When you enter in your domain and start a domain-level run, we collect a list of up to 5,000 keyword phrases that you rank in the top 15 for. We then group these keyword phrases by URL and apply some custom filtering, limiting each URL to the best 80 keyword phrases that it ranks for. This is done to help focus your efforts on the most valuable keyword phrases. Once we have a pared-down list of valuable keyword phrases grouped by URL, we sort the URLs by page value, ensuring that when you load the report, the most valuable pages and keyword phrases will be seen first.
This part of the process is highly dependent on how well your site ranks in Google. If your domain does not rank in the top 15 for very many keyword phrases, it will be difficult to be successful in capturing featured snippets.

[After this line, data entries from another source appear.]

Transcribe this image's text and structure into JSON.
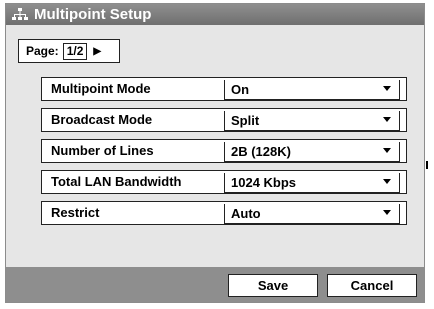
{
  "window": {
    "title": "Multipoint Setup",
    "icon": "network-icon"
  },
  "pager": {
    "label": "Page:",
    "value": "1/2",
    "next_icon": "triangle-right-icon"
  },
  "settings": [
    {
      "label": "Multipoint Mode",
      "value": "On"
    },
    {
      "label": "Broadcast Mode",
      "value": "Split"
    },
    {
      "label": "Number of Lines",
      "value": "2B (128K)"
    },
    {
      "label": "Total LAN Bandwidth",
      "value": "1024 Kbps"
    },
    {
      "label": "Restrict",
      "value": "Auto"
    }
  ],
  "buttons": {
    "save": "Save",
    "cancel": "Cancel"
  },
  "colors": {
    "titlebar": "#7f7f7f",
    "panel": "#e6e6e6",
    "footer": "#8e8e8e"
  }
}
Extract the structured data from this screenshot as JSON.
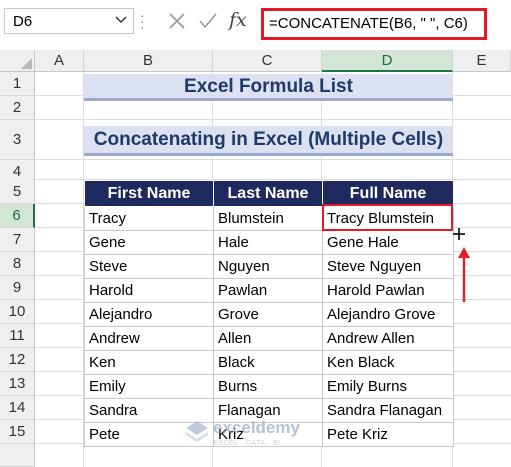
{
  "formula_bar": {
    "name_box": "D6",
    "fx_label": "fx",
    "formula": "=CONCATENATE(B6, \" \", C6)"
  },
  "columns": [
    "A",
    "B",
    "C",
    "D",
    "E"
  ],
  "rows": [
    "1",
    "2",
    "3",
    "4",
    "5",
    "6",
    "7",
    "8",
    "9",
    "10",
    "11",
    "12",
    "13",
    "14",
    "15"
  ],
  "sheet": {
    "title": "Excel Formula List",
    "subtitle": "Concatenating in Excel (Multiple Cells)",
    "table": {
      "headers": [
        "First Name",
        "Last Name",
        "Full Name"
      ],
      "rows": [
        [
          "Tracy",
          "Blumstein",
          "Tracy Blumstein"
        ],
        [
          "Gene",
          "Hale",
          "Gene Hale"
        ],
        [
          "Steve",
          "Nguyen",
          "Steve Nguyen"
        ],
        [
          "Harold",
          "Pawlan",
          "Harold Pawlan"
        ],
        [
          "Alejandro",
          "Grove",
          "Alejandro Grove"
        ],
        [
          "Andrew",
          "Allen",
          "Andrew Allen"
        ],
        [
          "Ken",
          "Black",
          "Ken Black"
        ],
        [
          "Emily",
          "Burns",
          "Emily Burns"
        ],
        [
          "Sandra",
          "Flanagan",
          "Sandra Flanagan"
        ],
        [
          "Pete",
          "Kriz",
          "Pete Kriz"
        ]
      ]
    }
  },
  "selection": {
    "cell": "D6",
    "active_column": "D",
    "active_row": "6"
  },
  "watermark": {
    "name": "exceldemy",
    "tagline": "EXCEL · DATA · BI"
  },
  "colors": {
    "header_fill": "#1e2a5e",
    "banner_fill": "#dbe1f1",
    "highlight_red": "#e01b24",
    "excel_green": "#217346"
  },
  "icons": [
    "chevron-down-icon",
    "cancel-icon",
    "enter-icon",
    "fx-icon",
    "fill-handle-cross-icon",
    "up-arrow-icon",
    "exceldemy-logo-icon"
  ]
}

Instead of doing a domain-level run, you can instead input a list of URLs; the tool will then collect keyword phrase data for these pages instead of the entire domain.
We collect data from third parties. Due to the frequency in updates to the structure of the data, our system requires frequent maintenance to ensure that we are providing the most accurate data possible.
The Ninja Value is the monthly estimated value of a URL or keyword phrase, with the assumption that the referenced URL ranks #1 for that phrase. When a Ninja Value is provided for a URL, it assumes a #1 ranking for all of the keyword phrases that that URL ranks for. Frequently, a URL will not actually rank #1 for all keyword phrases, but the Ninja Value can be a potential guide to the value of a URL.
The parameters used in calculating Ninja Value are the CPC of each keyword phrase, the search volume of the keyword phrase, and the approximate click-through rate for a #1 ranking.
This tool does not guarantee you anything at all. It doesn’t guarantee your rankings, and it doesn’t guarantee that you will get featured snippets. If this tool is used properly and the Google Gods are with you, you can analyze and optimize for phrases and obtain many new featured snippet placements, but there is no guarantee of anything.
Sorry, but no, you can’t. But feel free to use up credits on any sites you want to analyze.
Yes; currently, it basically does this. After the keywords that you rank in the top 15 have been chosen, anyone who has featured snippets for these terms is your competitor. Our tool will show you a summary of your biggest competitors at the top. You can run a competitor’s site through this tool, but it probably won’t be as helpful because you need to analyze phrases for which you currently rank in the top 15. Analyzing anything else isn’t likely to be worth your time.
No, it doesn’t. You can make edits in the tool, and you can send those edits to the person who updates the content on your site. The “Optimized Snippets” tab and the HTML export option make it easier for your team to edit or add to the existing content, but the final step is still a manual process. Maybe in the future, we can make this a WordPress plugin, but not today.
When we gather data for each of your URLs, we only gather phrases for which where you rank in the top 15 in Google. There’s a 98% chance that the keyword you think you’re “missing” is one that you don’t rank in the top 15 for. If you’re not in the top 15, your odds of obtaining the featured snippet are around zero, which is why we don’t show you these phrases. If later on, you rank in the top 15 for that phrase, we’ll show that data then.
No; we see no need for one. Just use the tool here.
We recommend you re-run it a month after the new/edited content has been published.
Re-run the tool about a month after publishing your new/edited content. When the tool is re-run, you will see additional stats on the top of the page showing changes from the last time that the tool was run so you can see the differences. Each time the tool is re-run, additional stats will be pulled in.